(Web page and app entries)
++++++++++++++++++++
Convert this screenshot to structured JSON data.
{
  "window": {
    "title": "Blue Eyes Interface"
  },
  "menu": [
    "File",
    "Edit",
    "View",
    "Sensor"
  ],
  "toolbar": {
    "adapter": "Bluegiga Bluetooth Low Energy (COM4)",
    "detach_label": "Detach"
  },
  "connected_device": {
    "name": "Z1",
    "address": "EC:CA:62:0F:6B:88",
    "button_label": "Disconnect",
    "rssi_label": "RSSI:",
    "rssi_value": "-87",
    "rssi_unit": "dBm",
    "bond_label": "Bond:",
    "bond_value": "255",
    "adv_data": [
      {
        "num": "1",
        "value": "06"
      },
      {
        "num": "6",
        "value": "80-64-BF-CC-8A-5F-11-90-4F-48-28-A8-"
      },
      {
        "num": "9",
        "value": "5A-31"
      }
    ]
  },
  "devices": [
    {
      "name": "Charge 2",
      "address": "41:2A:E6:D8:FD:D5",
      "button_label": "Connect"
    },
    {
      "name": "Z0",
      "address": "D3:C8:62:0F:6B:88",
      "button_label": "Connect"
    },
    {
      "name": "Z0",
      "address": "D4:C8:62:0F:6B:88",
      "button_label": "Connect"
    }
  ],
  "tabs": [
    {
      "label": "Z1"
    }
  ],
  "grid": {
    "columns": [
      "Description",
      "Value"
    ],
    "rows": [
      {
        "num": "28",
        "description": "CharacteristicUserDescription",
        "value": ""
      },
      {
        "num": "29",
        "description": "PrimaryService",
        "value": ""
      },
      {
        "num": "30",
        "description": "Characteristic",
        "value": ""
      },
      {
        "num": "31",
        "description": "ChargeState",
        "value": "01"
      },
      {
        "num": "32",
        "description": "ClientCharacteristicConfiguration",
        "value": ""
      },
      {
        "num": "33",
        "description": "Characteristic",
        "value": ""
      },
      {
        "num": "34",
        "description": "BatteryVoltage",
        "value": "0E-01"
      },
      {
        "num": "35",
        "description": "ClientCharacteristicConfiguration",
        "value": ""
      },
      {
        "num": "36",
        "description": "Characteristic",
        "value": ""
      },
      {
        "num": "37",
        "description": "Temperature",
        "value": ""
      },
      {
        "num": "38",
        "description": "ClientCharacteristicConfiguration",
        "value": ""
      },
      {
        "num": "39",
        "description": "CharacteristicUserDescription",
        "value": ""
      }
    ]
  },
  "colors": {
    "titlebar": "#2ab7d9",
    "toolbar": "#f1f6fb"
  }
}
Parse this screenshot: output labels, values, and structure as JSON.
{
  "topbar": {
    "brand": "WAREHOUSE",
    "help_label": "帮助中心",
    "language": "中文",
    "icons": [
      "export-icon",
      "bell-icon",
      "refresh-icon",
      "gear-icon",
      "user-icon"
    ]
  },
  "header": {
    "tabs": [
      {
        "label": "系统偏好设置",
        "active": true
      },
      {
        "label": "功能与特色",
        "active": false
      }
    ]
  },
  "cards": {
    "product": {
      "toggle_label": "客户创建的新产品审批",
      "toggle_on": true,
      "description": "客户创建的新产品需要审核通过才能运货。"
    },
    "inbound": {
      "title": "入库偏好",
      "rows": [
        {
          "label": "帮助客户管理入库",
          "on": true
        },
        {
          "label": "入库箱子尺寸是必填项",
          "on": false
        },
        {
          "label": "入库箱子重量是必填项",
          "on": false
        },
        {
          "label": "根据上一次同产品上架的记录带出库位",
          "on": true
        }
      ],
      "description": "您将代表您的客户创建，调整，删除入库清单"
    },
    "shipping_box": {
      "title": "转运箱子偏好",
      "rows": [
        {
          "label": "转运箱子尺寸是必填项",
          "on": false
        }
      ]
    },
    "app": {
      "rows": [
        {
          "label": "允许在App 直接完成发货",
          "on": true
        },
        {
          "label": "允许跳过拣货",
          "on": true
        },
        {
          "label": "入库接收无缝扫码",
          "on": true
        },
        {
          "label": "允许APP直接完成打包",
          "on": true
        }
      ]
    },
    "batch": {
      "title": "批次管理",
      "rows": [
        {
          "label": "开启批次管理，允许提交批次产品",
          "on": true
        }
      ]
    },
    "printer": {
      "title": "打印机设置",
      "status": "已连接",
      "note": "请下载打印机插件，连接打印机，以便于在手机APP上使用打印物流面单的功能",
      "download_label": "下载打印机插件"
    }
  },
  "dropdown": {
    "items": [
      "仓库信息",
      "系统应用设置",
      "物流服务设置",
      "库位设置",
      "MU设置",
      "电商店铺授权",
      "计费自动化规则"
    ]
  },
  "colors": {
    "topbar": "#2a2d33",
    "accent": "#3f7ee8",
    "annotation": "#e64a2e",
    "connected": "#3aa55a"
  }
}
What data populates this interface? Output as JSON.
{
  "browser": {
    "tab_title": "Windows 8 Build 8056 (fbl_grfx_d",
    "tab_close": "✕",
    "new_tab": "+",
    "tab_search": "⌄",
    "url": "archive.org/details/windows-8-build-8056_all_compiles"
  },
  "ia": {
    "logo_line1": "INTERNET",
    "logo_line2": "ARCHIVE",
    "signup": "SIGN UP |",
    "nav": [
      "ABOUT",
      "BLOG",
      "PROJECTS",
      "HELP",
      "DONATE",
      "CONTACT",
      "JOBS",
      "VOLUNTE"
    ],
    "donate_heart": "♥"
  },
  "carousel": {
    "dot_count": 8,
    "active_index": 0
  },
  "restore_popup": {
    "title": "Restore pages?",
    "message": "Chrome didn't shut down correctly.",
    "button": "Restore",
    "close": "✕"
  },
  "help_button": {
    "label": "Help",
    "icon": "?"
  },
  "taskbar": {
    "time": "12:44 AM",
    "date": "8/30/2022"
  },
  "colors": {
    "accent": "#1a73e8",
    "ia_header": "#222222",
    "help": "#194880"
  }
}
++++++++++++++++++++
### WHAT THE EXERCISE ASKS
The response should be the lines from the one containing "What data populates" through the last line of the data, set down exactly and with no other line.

### TASK RESPONSE
What data populates this interface? Output as JSON.
{
  "browser": {
    "tab_title": "Windows 8 Build 8056 (fbl_grfx_d",
    "tab_close": "✕",
    "new_tab": "+",
    "tab_search": "⌄",
    "url": "archive.org/details/windows-8-build-8056_all_compiles"
  },
  "ia": {
    "logo_line1": "INTERNET",
    "logo_line2": "ARCHIVE",
    "signup": "SIGN UP |",
    "nav": [
      "ABOUT",
      "BLOG",
      "PROJECTS",
      "HELP",
      "DONATE",
      "CONTACT",
      "JOBS",
      "VOLUNTE"
    ],
    "donate_heart": "♥"
  },
  "carousel": {
    "dot_count": 8,
    "active_index": 0
  },
  "restore_popup": {
    "title": "Restore pages?",
    "message": "Chrome didn't shut down correctly.",
    "button": "Restore",
    "close": "✕"
  },
  "help_button": {
    "label": "Help",
    "icon": "?"
  },
  "taskbar": {
    "time": "12:44 AM",
    "date": "8/30/2022"
  },
  "colors": {
    "accent": "#1a73e8",
    "ia_header": "#222222",
    "help": "#194880"
  }
}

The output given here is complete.